*** Opening of Source data ***

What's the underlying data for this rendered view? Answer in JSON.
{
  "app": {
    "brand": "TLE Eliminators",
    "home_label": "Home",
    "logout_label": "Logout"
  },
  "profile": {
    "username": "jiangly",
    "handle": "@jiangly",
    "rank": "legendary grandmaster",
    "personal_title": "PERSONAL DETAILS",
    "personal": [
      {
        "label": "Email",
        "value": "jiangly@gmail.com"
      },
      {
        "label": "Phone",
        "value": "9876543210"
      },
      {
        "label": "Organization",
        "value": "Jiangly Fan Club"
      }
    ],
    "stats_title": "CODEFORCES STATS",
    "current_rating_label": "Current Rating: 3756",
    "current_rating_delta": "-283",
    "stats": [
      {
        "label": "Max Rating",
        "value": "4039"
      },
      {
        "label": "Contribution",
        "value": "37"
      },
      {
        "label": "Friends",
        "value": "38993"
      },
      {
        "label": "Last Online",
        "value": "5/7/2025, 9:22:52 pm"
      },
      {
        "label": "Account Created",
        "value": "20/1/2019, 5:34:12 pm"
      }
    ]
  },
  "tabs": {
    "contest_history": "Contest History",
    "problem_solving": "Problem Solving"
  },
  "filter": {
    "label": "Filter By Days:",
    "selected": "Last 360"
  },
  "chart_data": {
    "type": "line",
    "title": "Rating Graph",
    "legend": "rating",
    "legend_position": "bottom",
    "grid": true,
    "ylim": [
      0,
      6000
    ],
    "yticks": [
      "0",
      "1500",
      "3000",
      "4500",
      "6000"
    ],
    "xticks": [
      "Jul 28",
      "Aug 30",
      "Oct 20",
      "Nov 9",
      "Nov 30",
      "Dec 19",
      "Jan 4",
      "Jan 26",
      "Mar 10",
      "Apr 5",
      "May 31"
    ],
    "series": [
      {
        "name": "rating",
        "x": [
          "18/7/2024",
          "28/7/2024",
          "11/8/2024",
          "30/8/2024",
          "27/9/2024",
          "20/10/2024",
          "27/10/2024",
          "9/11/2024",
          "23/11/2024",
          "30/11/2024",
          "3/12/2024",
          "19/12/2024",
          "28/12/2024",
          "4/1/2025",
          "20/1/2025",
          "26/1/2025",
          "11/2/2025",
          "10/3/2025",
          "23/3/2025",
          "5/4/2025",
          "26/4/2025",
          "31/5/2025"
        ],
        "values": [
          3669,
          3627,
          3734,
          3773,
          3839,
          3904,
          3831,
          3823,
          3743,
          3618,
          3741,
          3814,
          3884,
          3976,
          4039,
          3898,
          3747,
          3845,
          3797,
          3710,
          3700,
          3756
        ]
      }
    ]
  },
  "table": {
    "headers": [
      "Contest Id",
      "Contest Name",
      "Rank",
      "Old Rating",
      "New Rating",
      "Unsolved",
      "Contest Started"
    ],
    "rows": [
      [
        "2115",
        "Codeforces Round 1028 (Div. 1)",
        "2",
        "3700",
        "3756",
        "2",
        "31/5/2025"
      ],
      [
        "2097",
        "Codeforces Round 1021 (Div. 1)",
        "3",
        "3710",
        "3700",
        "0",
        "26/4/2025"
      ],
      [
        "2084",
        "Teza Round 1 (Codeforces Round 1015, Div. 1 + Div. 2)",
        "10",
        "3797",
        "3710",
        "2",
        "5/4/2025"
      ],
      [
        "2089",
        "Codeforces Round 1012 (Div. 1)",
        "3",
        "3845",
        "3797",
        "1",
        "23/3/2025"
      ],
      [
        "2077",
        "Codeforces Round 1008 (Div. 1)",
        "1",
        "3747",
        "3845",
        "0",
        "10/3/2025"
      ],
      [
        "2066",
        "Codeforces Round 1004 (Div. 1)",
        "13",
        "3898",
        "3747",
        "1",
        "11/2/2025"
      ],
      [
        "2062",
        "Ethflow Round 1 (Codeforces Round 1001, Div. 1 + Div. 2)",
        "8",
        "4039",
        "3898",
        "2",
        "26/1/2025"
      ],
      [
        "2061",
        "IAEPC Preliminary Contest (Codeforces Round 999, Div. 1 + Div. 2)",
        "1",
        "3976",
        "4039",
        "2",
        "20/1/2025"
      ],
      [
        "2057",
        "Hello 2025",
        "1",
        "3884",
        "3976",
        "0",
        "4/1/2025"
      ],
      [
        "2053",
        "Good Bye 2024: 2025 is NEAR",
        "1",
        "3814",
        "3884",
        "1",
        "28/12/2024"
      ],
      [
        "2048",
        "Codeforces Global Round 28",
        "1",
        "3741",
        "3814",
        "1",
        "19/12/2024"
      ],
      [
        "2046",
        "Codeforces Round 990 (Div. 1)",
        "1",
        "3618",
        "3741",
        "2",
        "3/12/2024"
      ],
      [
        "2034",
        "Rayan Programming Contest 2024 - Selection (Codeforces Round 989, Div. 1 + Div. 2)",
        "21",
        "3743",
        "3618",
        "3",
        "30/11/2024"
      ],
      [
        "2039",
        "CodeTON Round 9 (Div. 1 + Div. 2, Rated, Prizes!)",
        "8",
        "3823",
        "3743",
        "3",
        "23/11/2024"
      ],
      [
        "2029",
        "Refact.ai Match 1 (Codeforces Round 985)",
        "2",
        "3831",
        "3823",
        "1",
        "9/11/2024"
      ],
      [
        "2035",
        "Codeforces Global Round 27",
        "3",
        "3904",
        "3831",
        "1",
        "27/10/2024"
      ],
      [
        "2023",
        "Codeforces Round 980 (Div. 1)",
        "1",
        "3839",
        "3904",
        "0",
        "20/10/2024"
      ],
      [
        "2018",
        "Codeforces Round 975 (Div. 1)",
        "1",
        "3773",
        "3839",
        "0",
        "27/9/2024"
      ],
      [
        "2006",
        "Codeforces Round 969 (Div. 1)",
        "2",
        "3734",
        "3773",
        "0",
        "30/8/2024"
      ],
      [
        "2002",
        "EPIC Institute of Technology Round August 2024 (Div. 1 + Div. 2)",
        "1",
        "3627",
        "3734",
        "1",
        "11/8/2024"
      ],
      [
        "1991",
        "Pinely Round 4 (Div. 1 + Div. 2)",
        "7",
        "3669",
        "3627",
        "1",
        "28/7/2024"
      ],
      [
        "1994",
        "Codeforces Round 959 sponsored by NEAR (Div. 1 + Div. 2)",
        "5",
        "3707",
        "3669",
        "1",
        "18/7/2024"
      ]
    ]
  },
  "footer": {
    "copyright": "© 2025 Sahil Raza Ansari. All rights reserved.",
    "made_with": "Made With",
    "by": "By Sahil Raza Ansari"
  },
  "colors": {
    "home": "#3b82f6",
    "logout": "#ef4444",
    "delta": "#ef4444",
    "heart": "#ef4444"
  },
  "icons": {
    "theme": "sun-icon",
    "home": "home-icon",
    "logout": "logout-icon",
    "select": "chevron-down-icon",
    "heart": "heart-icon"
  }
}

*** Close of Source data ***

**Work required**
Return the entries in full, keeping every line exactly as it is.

**Answer space**
What's the underlying data for this rendered view? Answer in JSON.
{
  "app": {
    "brand": "TLE Eliminators",
    "home_label": "Home",
    "logout_label": "Logout"
  },
  "profile": {
    "username": "jiangly",
    "handle": "@jiangly",
    "rank": "legendary grandmaster",
    "personal_title": "PERSONAL DETAILS",
    "personal": [
      {
        "label": "Email",
        "value": "jiangly@gmail.com"
      },
      {
        "label": "Phone",
        "value": "9876543210"
      },
      {
        "label": "Organization",
        "value": "Jiangly Fan Club"
      }
    ],
    "stats_title": "CODEFORCES STATS",
    "current_rating_label": "Current Rating: 3756",
    "current_rating_delta": "-283",
    "stats": [
      {
        "label": "Max Rating",
        "value": "4039"
      },
      {
        "label": "Contribution",
        "value": "37"
      },
      {
        "label": "Friends",
        "value": "38993"
      },
      {
        "label": "Last Online",
        "value": "5/7/2025, 9:22:52 pm"
      },
      {
        "label": "Account Created",
        "value": "20/1/2019, 5:34:12 pm"
      }
    ]
  },
  "tabs": {
    "contest_history": "Contest History",
    "problem_solving": "Problem Solving"
  },
  "filter": {
    "label": "Filter By Days:",
    "selected": "Last 360"
  },
  "chart_data": {
    "type": "line",
    "title": "Rating Graph",
    "legend": "rating",
    "legend_position": "bottom",
    "grid": true,
    "ylim": [
      0,
      6000
    ],
    "yticks": [
      "0",
      "1500",
      "3000",
      "4500",
      "6000"
    ],
    "xticks": [
      "Jul 28",
      "Aug 30",
      "Oct 20",
      "Nov 9",
      "Nov 30",
      "Dec 19",
      "Jan 4",
      "Jan 26",
      "Mar 10",
      "Apr 5",
      "May 31"
    ],
    "series": [
      {
        "name": "rating",
        "x": [
          "18/7/2024",
          "28/7/2024",
          "11/8/2024",
          "30/8/2024",
          "27/9/2024",
          "20/10/2024",
          "27/10/2024",
          "9/11/2024",
          "23/11/2024",
          "30/11/2024",
          "3/12/2024",
          "19/12/2024",
          "28/12/2024",
          "4/1/2025",
          "20/1/2025",
          "26/1/2025",
          "11/2/2025",
          "10/3/2025",
          "23/3/2025",
          "5/4/2025",
          "26/4/2025",
          "31/5/2025"
        ],
        "values": [
          3669,
          3627,
          3734,
          3773,
          3839,
          3904,
          3831,
          3823,
          3743,
          3618,
          3741,
          3814,
          3884,
          3976,
          4039,
          3898,
          3747,
          3845,
          3797,
          3710,
          3700,
          3756
        ]
      }
    ]
  },
  "table": {
    "headers": [
      "Contest Id",
      "Contest Name",
      "Rank",
      "Old Rating",
      "New Rating",
      "Unsolved",
      "Contest Started"
    ],
    "rows": [
      [
        "2115",
        "Codeforces Round 1028 (Div. 1)",
        "2",
        "3700",
        "3756",
        "2",
        "31/5/2025"
      ],
      [
        "2097",
        "Codeforces Round 1021 (Div. 1)",
        "3",
        "3710",
        "3700",
        "0",
        "26/4/2025"
      ],
      [
        "2084",
        "Teza Round 1 (Codeforces Round 1015, Div. 1 + Div. 2)",
        "10",
        "3797",
        "3710",
        "2",
        "5/4/2025"
      ],
      [
        "2089",
        "Codeforces Round 1012 (Div. 1)",
        "3",
        "3845",
        "3797",
        "1",
        "23/3/2025"
      ],
      [
        "2077",
        "Codeforces Round 1008 (Div. 1)",
        "1",
        "3747",
        "3845",
        "0",
        "10/3/2025"
      ],
      [
        "2066",
        "Codeforces Round 1004 (Div. 1)",
        "13",
        "3898",
        "3747",
        "1",
        "11/2/2025"
      ],
      [
        "2062",
        "Ethflow Round 1 (Codeforces Round 1001, Div. 1 + Div. 2)",
        "8",
        "4039",
        "3898",
        "2",
        "26/1/2025"
      ],
      [
        "2061",
        "IAEPC Preliminary Contest (Codeforces Round 999, Div. 1 + Div. 2)",
        "1",
        "3976",
        "4039",
        "2",
        "20/1/2025"
      ],
      [
        "2057",
        "Hello 2025",
        "1",
        "3884",
        "3976",
        "0",
        "4/1/2025"
      ],
      [
        "2053",
        "Good Bye 2024: 2025 is NEAR",
        "1",
        "3814",
        "3884",
        "1",
        "28/12/2024"
      ],
      [
        "2048",
        "Codeforces Global Round 28",
        "1",
        "3741",
        "3814",
        "1",
        "19/12/2024"
      ],
      [
        "2046",
        "Codeforces Round 990 (Div. 1)",
        "1",
        "3618",
        "3741",
        "2",
        "3/12/2024"
      ],
      [
        "2034",
        "Rayan Programming Contest 2024 - Selection (Codeforces Round 989, Div. 1 + Div. 2)",
        "21",
        "3743",
        "3618",
        "3",
        "30/11/2024"
      ],
      [
        "2039",
        "CodeTON Round 9 (Div. 1 + Div. 2, Rated, Prizes!)",
        "8",
        "3823",
        "3743",
        "3",
        "23/11/2024"
      ],
      [
        "2029",
        "Refact.ai Match 1 (Codeforces Round 985)",
        "2",
        "3831",
        "3823",
        "1",
        "9/11/2024"
      ],
      [
        "2035",
        "Codeforces Global Round 27",
        "3",
        "3904",
        "3831",
        "1",
        "27/10/2024"
      ],
      [
        "2023",
        "Codeforces Round 980 (Div. 1)",
        "1",
        "3839",
        "3904",
        "0",
        "20/10/2024"
      ],
      [
        "2018",
        "Codeforces Round 975 (Div. 1)",
        "1",
        "3773",
        "3839",
        "0",
        "27/9/2024"
      ],
      [
        "2006",
        "Codeforces Round 969 (Div. 1)",
        "2",
        "3734",
        "3773",
        "0",
        "30/8/2024"
      ],
      [
        "2002",
        "EPIC Institute of Technology Round August 2024 (Div. 1 + Div. 2)",
        "1",
        "3627",
        "3734",
        "1",
        "11/8/2024"
      ],
      [
        "1991",
        "Pinely Round 4 (Div. 1 + Div. 2)",
        "7",
        "3669",
        "3627",
        "1",
        "28/7/2024"
      ],
      [
        "1994",
        "Codeforces Round 959 sponsored by NEAR (Div. 1 + Div. 2)",
        "5",
        "3707",
        "3669",
        "1",
        "18/7/2024"
      ]
    ]
  },
  "footer": {
    "copyright": "© 2025 Sahil Raza Ansari. All rights reserved.",
    "made_with": "Made With",
    "by": "By Sahil Raza Ansari"
  },
  "colors": {
    "home": "#3b82f6",
    "logout": "#ef4444",
    "delta": "#ef4444",
    "heart": "#ef4444"
  },
  "icons": {
    "theme": "sun-icon",
    "home": "home-icon",
    "logout": "logout-icon",
    "select": "chevron-down-icon",
    "heart": "heart-icon"
  }
}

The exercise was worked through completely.